WORK INSTRUCTION. I need each line of the entries below that includes the string "main".

(Data about app and page elements)
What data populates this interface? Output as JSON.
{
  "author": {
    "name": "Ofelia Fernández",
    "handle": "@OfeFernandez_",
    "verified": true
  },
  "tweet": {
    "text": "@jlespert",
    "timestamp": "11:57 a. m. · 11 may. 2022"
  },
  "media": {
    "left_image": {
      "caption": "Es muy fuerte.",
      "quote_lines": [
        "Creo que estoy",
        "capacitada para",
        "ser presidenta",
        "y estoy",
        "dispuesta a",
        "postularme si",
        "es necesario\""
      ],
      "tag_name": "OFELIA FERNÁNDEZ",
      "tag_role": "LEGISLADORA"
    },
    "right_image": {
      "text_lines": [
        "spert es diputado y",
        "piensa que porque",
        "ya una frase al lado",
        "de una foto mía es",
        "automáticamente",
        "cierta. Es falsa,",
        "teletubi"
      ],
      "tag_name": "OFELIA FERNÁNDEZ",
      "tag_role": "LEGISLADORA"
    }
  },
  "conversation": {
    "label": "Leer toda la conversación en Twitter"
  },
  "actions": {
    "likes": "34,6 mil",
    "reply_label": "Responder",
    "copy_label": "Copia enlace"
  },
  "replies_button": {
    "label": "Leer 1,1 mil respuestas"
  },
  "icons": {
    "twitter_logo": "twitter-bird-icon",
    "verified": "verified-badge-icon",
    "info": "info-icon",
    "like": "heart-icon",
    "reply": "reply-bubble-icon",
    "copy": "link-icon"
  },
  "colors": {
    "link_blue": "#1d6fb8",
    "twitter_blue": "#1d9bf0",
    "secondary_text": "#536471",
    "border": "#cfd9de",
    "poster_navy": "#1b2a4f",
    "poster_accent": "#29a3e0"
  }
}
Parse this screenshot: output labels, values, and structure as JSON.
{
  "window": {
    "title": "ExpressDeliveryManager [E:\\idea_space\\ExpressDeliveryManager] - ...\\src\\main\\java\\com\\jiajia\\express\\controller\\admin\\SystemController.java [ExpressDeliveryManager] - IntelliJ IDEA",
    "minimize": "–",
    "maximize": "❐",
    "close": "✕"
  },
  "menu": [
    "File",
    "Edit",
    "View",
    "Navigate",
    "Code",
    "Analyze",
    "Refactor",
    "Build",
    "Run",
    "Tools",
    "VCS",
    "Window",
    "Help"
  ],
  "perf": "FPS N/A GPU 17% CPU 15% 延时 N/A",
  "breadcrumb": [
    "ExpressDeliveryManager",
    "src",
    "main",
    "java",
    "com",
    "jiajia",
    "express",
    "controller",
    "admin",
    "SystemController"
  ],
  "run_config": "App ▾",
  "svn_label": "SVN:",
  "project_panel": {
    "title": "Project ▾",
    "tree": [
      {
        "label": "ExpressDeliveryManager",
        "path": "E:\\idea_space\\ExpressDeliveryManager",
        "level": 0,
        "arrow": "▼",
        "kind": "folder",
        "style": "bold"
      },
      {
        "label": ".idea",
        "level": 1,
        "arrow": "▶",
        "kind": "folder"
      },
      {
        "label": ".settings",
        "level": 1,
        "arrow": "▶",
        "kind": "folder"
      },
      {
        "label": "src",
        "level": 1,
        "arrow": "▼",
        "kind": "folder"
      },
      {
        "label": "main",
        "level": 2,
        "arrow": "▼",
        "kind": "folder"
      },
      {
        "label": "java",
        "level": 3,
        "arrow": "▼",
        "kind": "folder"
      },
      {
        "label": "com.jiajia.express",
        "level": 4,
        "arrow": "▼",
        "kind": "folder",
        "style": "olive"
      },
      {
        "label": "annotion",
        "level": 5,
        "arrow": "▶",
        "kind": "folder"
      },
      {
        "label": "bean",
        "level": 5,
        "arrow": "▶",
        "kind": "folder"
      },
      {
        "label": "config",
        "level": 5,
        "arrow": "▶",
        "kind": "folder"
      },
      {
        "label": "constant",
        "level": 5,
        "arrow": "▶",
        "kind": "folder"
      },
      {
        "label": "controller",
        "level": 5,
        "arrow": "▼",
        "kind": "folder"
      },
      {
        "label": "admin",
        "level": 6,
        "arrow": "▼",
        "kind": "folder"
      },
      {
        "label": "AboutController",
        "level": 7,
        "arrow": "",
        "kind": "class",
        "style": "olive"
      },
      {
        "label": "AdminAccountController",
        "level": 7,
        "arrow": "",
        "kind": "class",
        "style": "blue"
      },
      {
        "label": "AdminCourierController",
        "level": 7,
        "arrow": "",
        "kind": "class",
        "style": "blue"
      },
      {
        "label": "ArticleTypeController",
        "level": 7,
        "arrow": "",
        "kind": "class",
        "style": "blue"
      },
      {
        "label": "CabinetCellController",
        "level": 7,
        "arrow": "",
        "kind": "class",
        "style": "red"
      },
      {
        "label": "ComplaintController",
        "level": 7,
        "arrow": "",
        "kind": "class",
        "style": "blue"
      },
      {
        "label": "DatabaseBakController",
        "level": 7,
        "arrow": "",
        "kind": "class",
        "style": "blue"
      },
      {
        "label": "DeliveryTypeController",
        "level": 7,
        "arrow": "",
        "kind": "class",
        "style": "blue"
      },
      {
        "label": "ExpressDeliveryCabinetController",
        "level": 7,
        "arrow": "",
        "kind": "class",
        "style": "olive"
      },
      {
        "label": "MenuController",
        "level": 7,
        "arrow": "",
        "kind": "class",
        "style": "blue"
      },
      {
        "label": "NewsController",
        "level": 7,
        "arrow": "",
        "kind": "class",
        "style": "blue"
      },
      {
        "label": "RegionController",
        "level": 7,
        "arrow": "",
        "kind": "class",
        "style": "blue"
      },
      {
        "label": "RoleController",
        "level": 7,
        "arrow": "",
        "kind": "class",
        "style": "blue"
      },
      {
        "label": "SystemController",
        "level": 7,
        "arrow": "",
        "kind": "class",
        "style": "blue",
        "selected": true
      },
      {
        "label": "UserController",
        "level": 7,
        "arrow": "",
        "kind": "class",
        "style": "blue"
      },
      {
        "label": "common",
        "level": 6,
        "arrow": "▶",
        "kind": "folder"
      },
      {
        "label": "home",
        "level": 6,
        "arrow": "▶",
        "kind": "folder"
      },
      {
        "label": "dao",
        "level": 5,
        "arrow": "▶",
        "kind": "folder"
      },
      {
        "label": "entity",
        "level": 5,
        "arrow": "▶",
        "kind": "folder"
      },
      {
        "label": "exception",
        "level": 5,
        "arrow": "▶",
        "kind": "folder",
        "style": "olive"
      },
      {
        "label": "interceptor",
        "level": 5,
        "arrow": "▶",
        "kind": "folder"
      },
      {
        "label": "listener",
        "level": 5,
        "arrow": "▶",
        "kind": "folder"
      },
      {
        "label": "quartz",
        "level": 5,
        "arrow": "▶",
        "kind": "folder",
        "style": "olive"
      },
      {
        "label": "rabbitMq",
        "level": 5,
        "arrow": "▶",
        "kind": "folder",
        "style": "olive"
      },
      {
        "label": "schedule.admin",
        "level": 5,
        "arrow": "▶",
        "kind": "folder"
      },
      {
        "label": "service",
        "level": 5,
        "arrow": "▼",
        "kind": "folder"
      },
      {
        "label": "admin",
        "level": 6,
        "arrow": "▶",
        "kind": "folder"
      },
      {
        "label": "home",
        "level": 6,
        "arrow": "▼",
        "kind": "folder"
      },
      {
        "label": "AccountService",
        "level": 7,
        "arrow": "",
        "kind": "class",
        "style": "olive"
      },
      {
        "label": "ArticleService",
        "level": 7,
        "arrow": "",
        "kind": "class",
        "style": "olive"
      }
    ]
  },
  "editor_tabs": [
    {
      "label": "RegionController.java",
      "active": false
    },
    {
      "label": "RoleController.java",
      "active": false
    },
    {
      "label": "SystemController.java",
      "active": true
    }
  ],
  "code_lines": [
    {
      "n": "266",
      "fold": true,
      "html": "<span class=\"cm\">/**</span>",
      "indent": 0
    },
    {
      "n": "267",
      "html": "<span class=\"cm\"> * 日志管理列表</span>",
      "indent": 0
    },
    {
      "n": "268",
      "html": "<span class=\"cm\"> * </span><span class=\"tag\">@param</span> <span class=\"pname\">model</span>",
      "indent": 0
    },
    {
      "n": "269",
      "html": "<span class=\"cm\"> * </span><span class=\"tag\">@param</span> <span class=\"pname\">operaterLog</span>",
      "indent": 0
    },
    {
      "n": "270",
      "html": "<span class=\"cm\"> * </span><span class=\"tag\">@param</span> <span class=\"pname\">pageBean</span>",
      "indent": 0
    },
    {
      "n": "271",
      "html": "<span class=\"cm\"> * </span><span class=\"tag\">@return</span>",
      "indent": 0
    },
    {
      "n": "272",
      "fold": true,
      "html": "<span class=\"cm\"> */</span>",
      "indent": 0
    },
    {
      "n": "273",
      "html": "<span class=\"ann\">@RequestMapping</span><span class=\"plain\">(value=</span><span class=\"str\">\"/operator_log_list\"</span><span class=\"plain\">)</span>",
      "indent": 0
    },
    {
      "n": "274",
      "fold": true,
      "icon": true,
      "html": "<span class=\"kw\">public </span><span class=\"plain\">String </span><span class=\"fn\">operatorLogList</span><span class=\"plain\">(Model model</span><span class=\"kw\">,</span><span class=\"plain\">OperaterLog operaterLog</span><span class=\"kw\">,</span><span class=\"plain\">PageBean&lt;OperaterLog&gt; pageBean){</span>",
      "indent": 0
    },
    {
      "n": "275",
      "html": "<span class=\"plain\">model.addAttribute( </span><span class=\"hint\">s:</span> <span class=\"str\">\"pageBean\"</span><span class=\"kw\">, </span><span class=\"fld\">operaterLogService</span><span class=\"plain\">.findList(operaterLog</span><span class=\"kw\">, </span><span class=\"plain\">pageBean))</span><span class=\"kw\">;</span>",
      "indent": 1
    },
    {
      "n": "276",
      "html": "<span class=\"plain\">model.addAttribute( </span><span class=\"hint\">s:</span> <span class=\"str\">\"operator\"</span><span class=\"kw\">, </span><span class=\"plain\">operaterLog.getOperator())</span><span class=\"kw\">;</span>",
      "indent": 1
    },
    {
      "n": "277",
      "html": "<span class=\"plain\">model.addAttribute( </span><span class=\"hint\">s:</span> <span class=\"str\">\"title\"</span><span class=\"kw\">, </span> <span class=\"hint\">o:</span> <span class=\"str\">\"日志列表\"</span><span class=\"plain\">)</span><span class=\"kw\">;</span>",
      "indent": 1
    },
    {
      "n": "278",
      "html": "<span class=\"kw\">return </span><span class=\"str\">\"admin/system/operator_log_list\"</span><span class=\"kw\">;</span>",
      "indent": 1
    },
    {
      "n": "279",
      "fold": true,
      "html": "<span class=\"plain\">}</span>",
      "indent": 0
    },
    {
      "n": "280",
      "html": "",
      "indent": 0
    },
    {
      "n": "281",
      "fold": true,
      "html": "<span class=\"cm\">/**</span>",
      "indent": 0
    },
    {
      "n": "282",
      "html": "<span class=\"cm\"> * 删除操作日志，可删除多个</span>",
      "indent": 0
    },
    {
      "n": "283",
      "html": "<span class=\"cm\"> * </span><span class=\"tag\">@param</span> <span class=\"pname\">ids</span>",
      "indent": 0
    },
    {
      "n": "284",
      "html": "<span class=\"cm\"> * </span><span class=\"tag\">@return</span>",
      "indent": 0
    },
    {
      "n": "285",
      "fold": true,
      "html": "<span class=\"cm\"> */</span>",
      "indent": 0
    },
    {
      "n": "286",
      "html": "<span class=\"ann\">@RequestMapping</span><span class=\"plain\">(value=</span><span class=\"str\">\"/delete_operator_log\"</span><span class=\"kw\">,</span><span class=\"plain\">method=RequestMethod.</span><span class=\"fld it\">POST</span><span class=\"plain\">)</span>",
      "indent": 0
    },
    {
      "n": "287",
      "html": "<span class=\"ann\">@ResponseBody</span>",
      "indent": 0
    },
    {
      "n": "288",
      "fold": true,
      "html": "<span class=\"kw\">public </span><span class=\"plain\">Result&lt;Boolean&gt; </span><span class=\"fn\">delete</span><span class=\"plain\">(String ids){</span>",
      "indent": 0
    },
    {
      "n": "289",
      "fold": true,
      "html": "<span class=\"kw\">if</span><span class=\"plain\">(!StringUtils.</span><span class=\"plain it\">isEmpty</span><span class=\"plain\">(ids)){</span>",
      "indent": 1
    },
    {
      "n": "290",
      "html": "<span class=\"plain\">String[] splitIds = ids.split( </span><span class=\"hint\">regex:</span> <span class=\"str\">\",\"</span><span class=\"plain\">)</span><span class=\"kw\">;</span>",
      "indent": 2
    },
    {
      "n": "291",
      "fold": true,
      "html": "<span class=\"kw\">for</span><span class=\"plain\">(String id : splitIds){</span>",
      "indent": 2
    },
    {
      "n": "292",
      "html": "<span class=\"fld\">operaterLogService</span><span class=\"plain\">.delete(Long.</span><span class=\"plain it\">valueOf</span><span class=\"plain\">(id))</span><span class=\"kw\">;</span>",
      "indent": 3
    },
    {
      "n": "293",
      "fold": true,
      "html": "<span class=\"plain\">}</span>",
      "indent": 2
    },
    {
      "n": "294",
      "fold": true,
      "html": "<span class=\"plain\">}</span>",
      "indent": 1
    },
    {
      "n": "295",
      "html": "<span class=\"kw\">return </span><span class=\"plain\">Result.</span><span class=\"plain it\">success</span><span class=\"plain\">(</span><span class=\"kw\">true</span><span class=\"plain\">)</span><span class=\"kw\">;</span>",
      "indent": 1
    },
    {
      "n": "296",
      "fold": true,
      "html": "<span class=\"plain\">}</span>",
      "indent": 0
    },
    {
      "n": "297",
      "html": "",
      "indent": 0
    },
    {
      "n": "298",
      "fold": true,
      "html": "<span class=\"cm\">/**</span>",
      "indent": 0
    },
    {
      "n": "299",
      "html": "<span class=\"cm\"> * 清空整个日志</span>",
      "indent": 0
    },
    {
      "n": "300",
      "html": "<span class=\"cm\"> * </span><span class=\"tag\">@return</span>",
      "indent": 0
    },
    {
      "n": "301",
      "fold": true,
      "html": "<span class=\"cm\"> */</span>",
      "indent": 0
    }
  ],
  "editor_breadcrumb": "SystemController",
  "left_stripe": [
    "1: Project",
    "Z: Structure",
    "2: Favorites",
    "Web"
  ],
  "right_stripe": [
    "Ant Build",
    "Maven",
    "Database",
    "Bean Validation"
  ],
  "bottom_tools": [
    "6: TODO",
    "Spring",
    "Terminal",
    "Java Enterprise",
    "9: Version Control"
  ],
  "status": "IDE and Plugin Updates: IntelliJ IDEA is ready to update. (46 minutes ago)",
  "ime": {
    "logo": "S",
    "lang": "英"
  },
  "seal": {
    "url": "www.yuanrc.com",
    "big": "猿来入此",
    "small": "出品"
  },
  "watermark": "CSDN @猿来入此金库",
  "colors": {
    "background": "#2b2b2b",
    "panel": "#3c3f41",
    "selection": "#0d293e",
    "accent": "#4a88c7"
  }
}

ANSWER TO THE PROBLEM.
    "title": "ExpressDeliveryManager [E:\\idea_space\\ExpressDeliveryManager] - ...\\src\\main\\java\\com\\jiajia\\express\\controller\\admin\\SystemController.java [ExpressDeliveryManager] - IntelliJ IDEA",
    "main",
        "label": "main",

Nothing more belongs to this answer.